Spread a scant 1/2 cup batter evenly in bottom of prepared pan. Place under broiler 5 inches from broiler elements; broil 1 to 1 1/2 mminutes or until lightly browned. Spread another 1/2 cup batter over browned layer, broil again. Repeat this step, making 5 layers. Stir together sour cream, the remaining 1/3 cup sugar and 1 teaspoon vanilla.


Spread half of this mixture over top cake layer.
Broil 1 minute or until set. Using remaining cake batter, add 5 more Layers, broiling as before Spread last layer with remaining sour cream mixture.
Broil 1 minute or until set.
Cool 15 minutes. Remove sides from the spring-form pan; cool completely.


 


 


Source:


TREASURES OF LITHUANIAN COOKING
by
Virginia Mikenas


 


although I think I have seen it somehere else, too.


 

Baumkuchenas's picture
Baumkuchenas

Hi All

Last year I went to school in Lithuania to lear how to make homemade real Sakotis aka Tree cake.

I bought an equipment and in april of 2012  strated to bake them in Cleveland. 

Sales are amazing, no one tried cake like this with exception ones baked in the rurall area in Lithuania.

In May I started to build my e-busines and by the end of the year  my homemade Sakotis reached  not only most of USA states and Hawaii includig our Lithuanina actress Ruta Lee ifrom Hollywood .But  also Canada, Argentina, Germany, Italy , Romania and of course my native country -Lithuania.  

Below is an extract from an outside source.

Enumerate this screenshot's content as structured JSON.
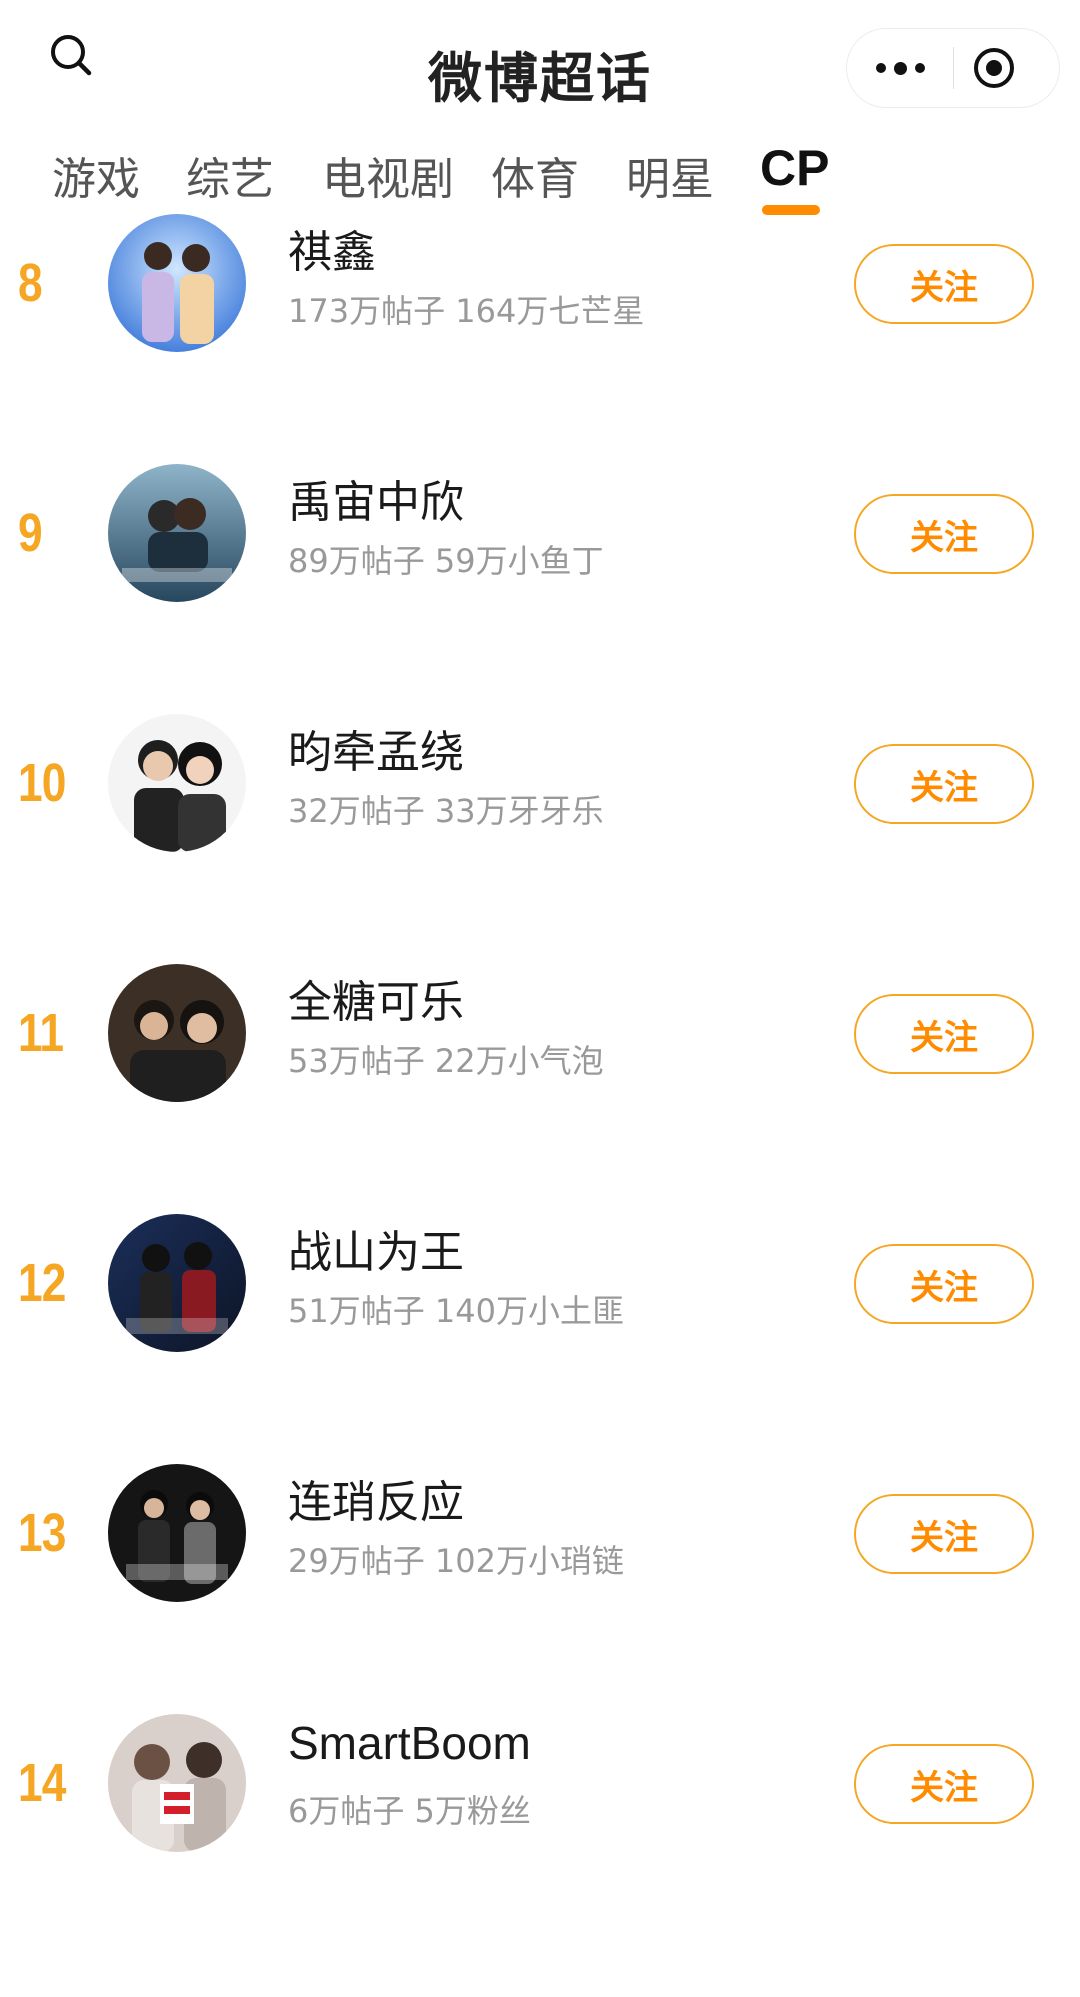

If any of you are interested to order Sakotis for Wedding, birthday ,office gathering or etc, please visit us @ 

http://www.lithuanianclub.com/treecake   where you can find not only  Tree cake and prices but also history of Tree Cake wich is going back to  Ancient Greek and Rome.

or join us @ Facebook  @  Sakotis Baumkuchenas and find there lots of comments ,picks and info. 

I lobr to bake these beutiful creatures with spkes you never can repeat, with different shale and color. 

Once my wife came to the bakery and told me something but do not hear anything vack. I was mixing the dough at that time.  After she ask me again I told her  :  shhhhhh ,dond bother me, don't you see, I'm talking to the dough.... II sold on ;ine and domesticly over 400 hundred cakes last year.  And there was no complaints. Just all the good words ,and various picks from various celebrations my customers shared with me. 

Any questions  or/and orders  : 

lithuanianclub@gmail.com

lithuanianclub at gmail dot com

www.lithuanianclub.com/treecake

Sincerely

Dainius Zalensas aka  Sakotis Baumkuchenas on FB

Gintaras (Amber) bakery @   Cleveland  Lithuanian Citizens Club

 

 

 

 

merlie's picture
merlie

Floyd may know this by now - this cake is available at Transylvanian Traditions Bakery, 1111 Davie Street, Vancouver. It is available from noon daily.

I live five hours from Vancouver but my Vancouverite daughter tells me that this is a very yummy bakery !

Merlie

Floydm's picture
Floydm

It is an excellent bakery.  Their rum cake is amazing.  And, yes, I have had their version of spit cake (I forget what they called it) and it is quite good.

-Floyd